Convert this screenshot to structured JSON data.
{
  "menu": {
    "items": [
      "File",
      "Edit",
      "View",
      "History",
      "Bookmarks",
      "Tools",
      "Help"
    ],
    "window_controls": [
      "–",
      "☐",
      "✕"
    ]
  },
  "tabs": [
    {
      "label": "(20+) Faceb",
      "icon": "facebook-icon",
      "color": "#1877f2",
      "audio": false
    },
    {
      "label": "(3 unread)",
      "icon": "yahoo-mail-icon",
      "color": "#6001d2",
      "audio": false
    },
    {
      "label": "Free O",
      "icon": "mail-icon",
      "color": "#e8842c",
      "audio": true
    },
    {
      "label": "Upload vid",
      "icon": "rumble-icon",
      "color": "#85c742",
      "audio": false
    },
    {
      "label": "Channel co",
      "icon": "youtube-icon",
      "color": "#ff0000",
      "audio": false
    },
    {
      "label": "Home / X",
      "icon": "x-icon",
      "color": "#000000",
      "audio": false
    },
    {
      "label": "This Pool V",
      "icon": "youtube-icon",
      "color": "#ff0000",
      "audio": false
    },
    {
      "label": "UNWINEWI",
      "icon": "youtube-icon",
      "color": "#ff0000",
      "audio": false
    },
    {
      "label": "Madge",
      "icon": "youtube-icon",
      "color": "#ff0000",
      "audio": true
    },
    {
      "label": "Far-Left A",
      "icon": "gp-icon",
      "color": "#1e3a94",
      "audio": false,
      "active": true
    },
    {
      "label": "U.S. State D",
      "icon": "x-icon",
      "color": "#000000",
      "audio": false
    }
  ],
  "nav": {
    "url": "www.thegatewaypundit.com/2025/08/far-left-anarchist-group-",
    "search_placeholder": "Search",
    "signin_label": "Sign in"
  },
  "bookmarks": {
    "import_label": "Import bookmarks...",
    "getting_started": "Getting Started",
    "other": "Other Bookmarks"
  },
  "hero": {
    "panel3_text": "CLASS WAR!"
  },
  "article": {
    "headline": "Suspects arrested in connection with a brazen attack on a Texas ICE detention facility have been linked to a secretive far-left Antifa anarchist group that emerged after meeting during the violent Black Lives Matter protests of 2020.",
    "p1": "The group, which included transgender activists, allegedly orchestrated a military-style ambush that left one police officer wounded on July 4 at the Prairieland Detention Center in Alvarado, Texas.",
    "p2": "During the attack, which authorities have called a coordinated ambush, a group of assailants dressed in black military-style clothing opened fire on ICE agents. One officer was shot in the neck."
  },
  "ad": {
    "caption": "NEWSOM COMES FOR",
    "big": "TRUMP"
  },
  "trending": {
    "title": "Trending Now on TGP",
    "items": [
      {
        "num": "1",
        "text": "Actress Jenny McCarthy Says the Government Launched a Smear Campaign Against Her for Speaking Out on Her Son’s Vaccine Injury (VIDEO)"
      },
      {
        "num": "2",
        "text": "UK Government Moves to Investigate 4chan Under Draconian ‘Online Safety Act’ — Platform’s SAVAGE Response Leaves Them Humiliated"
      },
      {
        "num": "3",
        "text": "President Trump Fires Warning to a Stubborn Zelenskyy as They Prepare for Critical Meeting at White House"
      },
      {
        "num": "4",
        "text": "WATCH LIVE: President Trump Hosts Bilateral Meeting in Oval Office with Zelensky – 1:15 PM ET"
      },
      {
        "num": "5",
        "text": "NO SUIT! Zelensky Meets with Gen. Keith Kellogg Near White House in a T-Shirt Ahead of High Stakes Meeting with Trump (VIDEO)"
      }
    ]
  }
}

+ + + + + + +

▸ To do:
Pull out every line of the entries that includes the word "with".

▸ Solved problem:
    "headline": "Suspects arrested in connection with a brazen attack on a Texas ICE detention facility have been linked to a secretive far-left Antifa anarchist group that emerged after meeting during the violent Black Lives Matter protests of 2020.",
        "text": "WATCH LIVE: President Trump Hosts Bilateral Meeting in Oval Office with Zelensky – 1:15 PM ET"
        "text": "NO SUIT! Zelensky Meets with Gen. Keith Kellogg Near White House in a T-Shirt Ahead of High Stakes Meeting with Trump (VIDEO)"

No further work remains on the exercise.